DESCRIPTION OF THE TASK: Copy all the data exactly, except the pictures.

(Dataset records)
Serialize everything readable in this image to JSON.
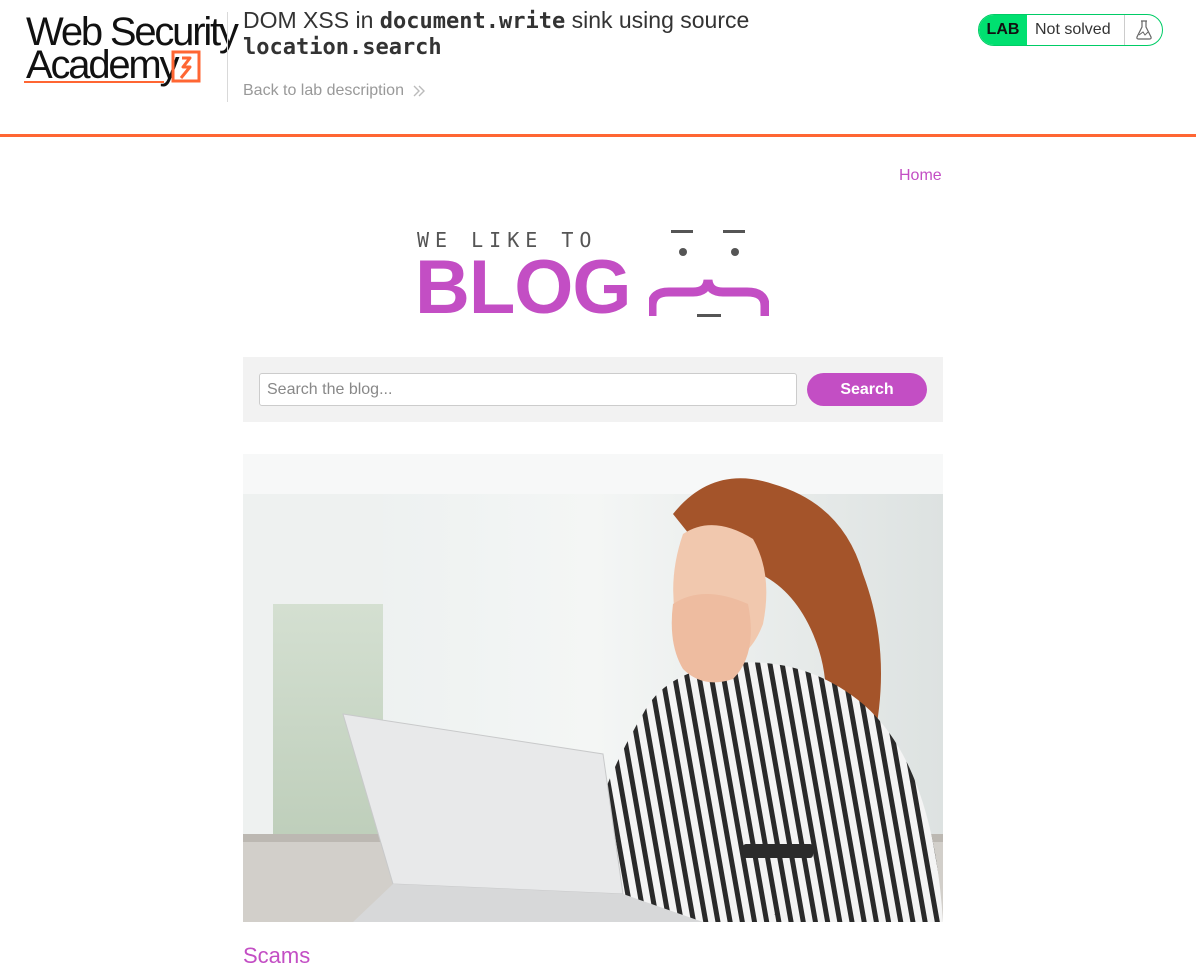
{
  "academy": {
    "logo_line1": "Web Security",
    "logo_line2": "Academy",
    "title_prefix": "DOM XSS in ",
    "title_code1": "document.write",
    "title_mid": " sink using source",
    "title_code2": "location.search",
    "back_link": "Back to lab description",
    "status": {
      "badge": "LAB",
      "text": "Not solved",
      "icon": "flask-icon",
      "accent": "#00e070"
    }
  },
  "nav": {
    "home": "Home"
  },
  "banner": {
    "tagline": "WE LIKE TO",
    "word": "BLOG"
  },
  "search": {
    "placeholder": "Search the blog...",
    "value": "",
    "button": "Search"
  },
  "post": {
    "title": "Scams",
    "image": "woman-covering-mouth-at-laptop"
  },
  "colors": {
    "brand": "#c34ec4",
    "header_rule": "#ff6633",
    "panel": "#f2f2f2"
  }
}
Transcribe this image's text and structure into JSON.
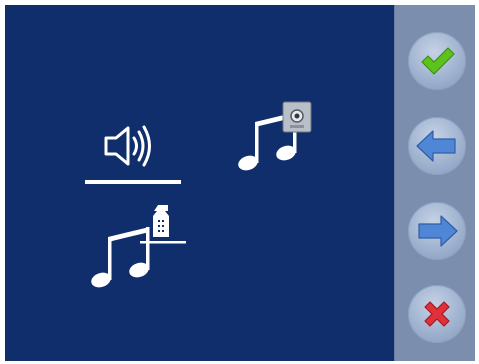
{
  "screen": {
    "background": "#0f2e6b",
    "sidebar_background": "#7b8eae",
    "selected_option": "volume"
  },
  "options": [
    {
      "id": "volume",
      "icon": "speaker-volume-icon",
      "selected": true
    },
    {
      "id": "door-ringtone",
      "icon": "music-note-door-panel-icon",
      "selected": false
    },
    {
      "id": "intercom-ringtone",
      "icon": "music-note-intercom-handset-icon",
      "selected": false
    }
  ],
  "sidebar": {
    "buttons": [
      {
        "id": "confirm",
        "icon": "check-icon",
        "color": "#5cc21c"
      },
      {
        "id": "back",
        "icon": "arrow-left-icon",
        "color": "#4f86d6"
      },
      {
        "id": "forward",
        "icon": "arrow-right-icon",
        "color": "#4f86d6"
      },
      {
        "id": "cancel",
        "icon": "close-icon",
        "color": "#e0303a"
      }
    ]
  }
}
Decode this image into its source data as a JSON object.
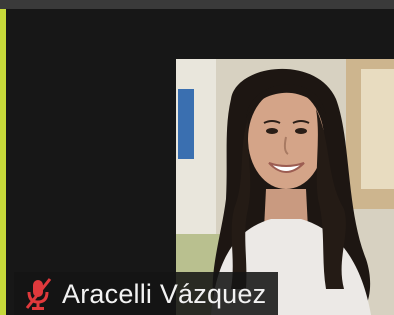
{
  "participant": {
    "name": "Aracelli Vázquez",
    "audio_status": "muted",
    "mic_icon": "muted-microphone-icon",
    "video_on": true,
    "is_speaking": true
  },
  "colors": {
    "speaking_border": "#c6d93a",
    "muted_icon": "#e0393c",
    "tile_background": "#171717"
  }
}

TASK SOLUTION:
Serialize everything readable in this image to JSON.
{
  "academy": {
    "logo_line1": "Web Security",
    "logo_line2": "Academy",
    "title_prefix": "DOM XSS in ",
    "title_code1": "document.write",
    "title_mid": " sink using source",
    "title_code2": "location.search",
    "back_link": "Back to lab description",
    "status": {
      "badge": "LAB",
      "text": "Not solved",
      "icon": "flask-icon",
      "accent": "#00e070"
    }
  },
  "nav": {
    "home": "Home"
  },
  "banner": {
    "tagline": "WE LIKE TO",
    "word": "BLOG"
  },
  "search": {
    "placeholder": "Search the blog...",
    "value": "",
    "button": "Search"
  },
  "post": {
    "title": "Scams",
    "image": "woman-covering-mouth-at-laptop"
  },
  "colors": {
    "brand": "#c34ec4",
    "header_rule": "#ff6633",
    "panel": "#f2f2f2"
  }
}
Transcribe this image's text and structure into JSON.
{
  "screen": {
    "background": "#0f2e6b",
    "sidebar_background": "#7b8eae",
    "selected_option": "volume"
  },
  "options": [
    {
      "id": "volume",
      "icon": "speaker-volume-icon",
      "selected": true
    },
    {
      "id": "door-ringtone",
      "icon": "music-note-door-panel-icon",
      "selected": false
    },
    {
      "id": "intercom-ringtone",
      "icon": "music-note-intercom-handset-icon",
      "selected": false
    }
  ],
  "sidebar": {
    "buttons": [
      {
        "id": "confirm",
        "icon": "check-icon",
        "color": "#5cc21c"
      },
      {
        "id": "back",
        "icon": "arrow-left-icon",
        "color": "#4f86d6"
      },
      {
        "id": "forward",
        "icon": "arrow-right-icon",
        "color": "#4f86d6"
      },
      {
        "id": "cancel",
        "icon": "close-icon",
        "color": "#e0303a"
      }
    ]
  }
}
Decode this image into its source data as a JSON object.
{
  "participant": {
    "name": "Aracelli Vázquez",
    "audio_status": "muted",
    "mic_icon": "muted-microphone-icon",
    "video_on": true,
    "is_speaking": true
  },
  "colors": {
    "speaking_border": "#c6d93a",
    "muted_icon": "#e0393c",
    "tile_background": "#171717"
  }
}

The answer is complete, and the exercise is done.